Housing developers are having a ‘feeding frenzy’ in Weston Turville, according to a former district council cabinet member.
Councillor Phil Yerby hit out at the council planning department’s decision to back Broughton Farming Partnership’s plans for 135 homes between New Road in Weston Turville and Ingram Avenue/ Wellbeck Avenue in Bedgrove.
The strategic development management committee will decide on the proposals, put forward by the Broughton Farming Partnership, on Wednesday.
The council’s cabinet member for planning, Councillor Carole Paternoster, also disagrees with her own officer’s recommendation and will speak out against the proposals at the meeting.
Weston Turville is also faced with plans for 70 homes on the opposite side of New Road and 40 homes along Wendover Road. A government planning inspector’s decision on the massive Hampden Fields development of 3,000 homes is due in January.
The council’s Vale of Aylesbury Plan housing strategy stipulated only 6,000 new homes were needeed in the Vale until 2031 – including just 50 in Weston Turville.
However, the plan became defunct after a government inspector found it to be unsound – leaving the district with little protection against large development.
Mr Yerby, who represents Weston Turville and defected from the Conservatives to UKIP, said: “It’s disgraceful the council has given up trying to fight these proposals.”
He said the council gets six years council tax for every house built under the government’s New Homes Bonus, adding millions to its coffers, which he claimed meant they had a conflict of interest when weighing up proposals.
“People in Weston Turville feel let down. They feel the council has given up and despite being loyal to the council over many generations they now believe that politicians are beyond contempt.”
Fifteen letters of objection from residents have been received by Aylesbury Vale District Council regarding the farming partnership plans, while Aylesbury Town Council and Weston Turville Parish Council are also against the plans.
Concerns include increased traffic on already-busy roads, impact on nearby oversubscribed schools and that the plans would merge Aylesbury and Weston Turville together.
Planning officer Claire Harrison has recommended councillors approve the outline application, as the ‘adverse impacts (of the scheme) would not significantly and demonstrably outweigh the benefits’.
This includes 35% (47 homes) of the development being affordable housing, considered to be ‘benefits of considerable weight’. New flood-prevention systems put in by the developers would also improve drainage in the area, while plans for 70% of the 5.5 hectare site to be public open space were also praised.

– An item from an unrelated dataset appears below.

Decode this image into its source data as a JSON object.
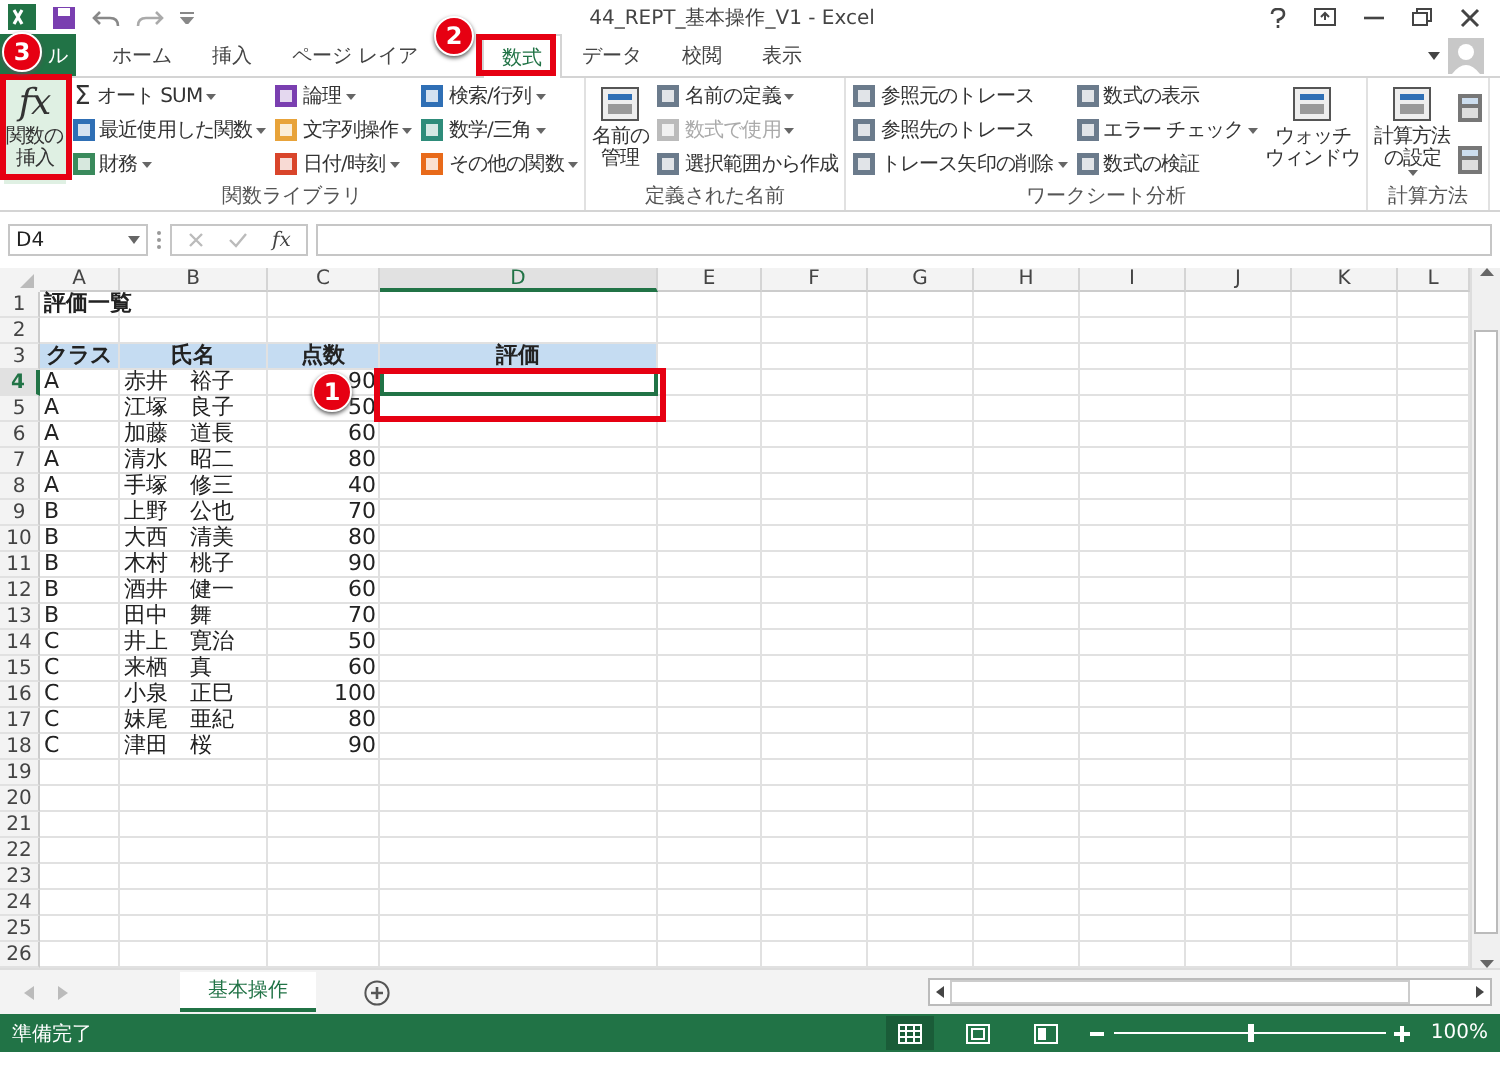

Mrs Paternoster said: “I don’t know why officers are recommending this for approval. Officers work independently and as far as planning is concerned it is not political – there’s no way a cabinet member can put pressure on planning officer, they will stick with their policies.
“I am very critical of this site and we can’t keep taking additional housing developments like this.”
She said the council could and would still fight unwanted development by arguing that the authority already has enough housing land supply to build 1,000 homes a year for the next five years.
Mrs Paternoster also denied that the council was being ‘paid off’ to approve developments.
SPM Homes Ltd has submitted a planning application for 70 homes on land off New Road, together with ‘public open space, attenuation basin and associated infrastructure’.
This follows a consultation held earlier in the year, which SPM admitted showed residents are against the plans.
The James Bone Group is also due to submit plans for 40 homes, pre-school nursery and shop at a derelict site in Wendover Road, Weston Turville. The original plan was for more than 70 homes, including flats, but following a public consultation this has been reduced to 40 houses.
Mass development in Weston Turville (to the south-east of Aylesbury) was actually promoted by the council in its core strategy in response to the Labour government’s demand for 26,000 new homes in the Vale. The core strategy was dropped after the coalition came to power in 2010.
View application documents on council website . Reference 13/01488/AOP for Broughton Farming Partnership and 14/02072/AOP for SPM)